Record Type: RIE
Publication Date: 1990
Pages: 44
Abstractor: N/A
Reference Count: N/A
Writing, Solving, and Sharing Original Math Story Problems: Case Studies of Fifth Grade Children's Cognitive Behavior.
Winograd, Ken

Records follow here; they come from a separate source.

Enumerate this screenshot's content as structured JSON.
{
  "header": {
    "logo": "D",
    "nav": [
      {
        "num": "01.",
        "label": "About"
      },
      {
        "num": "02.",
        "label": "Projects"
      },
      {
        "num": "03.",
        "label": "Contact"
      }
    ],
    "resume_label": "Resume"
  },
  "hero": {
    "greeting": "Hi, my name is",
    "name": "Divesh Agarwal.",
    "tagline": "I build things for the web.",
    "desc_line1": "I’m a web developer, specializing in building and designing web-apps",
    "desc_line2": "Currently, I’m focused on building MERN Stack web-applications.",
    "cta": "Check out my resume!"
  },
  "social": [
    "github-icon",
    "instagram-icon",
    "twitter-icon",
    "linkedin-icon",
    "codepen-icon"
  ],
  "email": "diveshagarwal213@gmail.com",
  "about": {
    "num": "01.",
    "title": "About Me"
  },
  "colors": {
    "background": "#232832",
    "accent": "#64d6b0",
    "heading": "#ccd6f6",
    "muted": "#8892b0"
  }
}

The purpose of this research was to understand fifth grade children's cognitive behavior as they wrote, solved and then, in small groups, shared original math story problems. Research questions examined children's: (1) beliefs about math in this problem-writing classroom, (2) math story problem-writing behavior, (3) difficulties with their self-generated problems, and (4) small-group problem solving behavior. Case studies were conducted in the context of a teaching experiment in one fifth grade classroom. Children were engaged to write, solve and then share math story problems three or four days a week during this one year study. There were three overlapping groups of participant children. Eight children were observed as they wrote and solved math story problems. Seventeen children, including the eight previously observed, were observed via audio-recordings as they shared story problems in small groups. The entire class of 25 children was interviewed or surveyed regarding their math-related beliefs. The findings indicate that these children tended to express problem-oriented and holistic beliefs about mathematics. Children showed a variety of planning behaviors during problem writing. Generally, children composed problems that they themselves had difficulty understanding or solving. Finally, children were extremely task-focused when sharing peer-generated problems in small groups. The outcome of small-group sessions was being shared. It was concluded that children's problem writing and solving behavior reflected the expectations and beliefs of this school math literacy community. The principal implication of this research for teachers is that children's original math story problems provide one important alternative source to textbook and teacher-generated math problems. Further research on the relationship between problem ownership and problem solving behavior is recommended. (49 references) (Author/MDH)
Publication Type: Reports - Research; Speeches/Meeting Papers
Education Level: N/A
Audience: N/A
Language: English
Sponsor: N/A
Authoring Institution: N/A
Identifiers: Problem Posing
Note: Paper presented at the Annual Meeting of the American Educational Research Association, (Chicago, IL, April, 1991).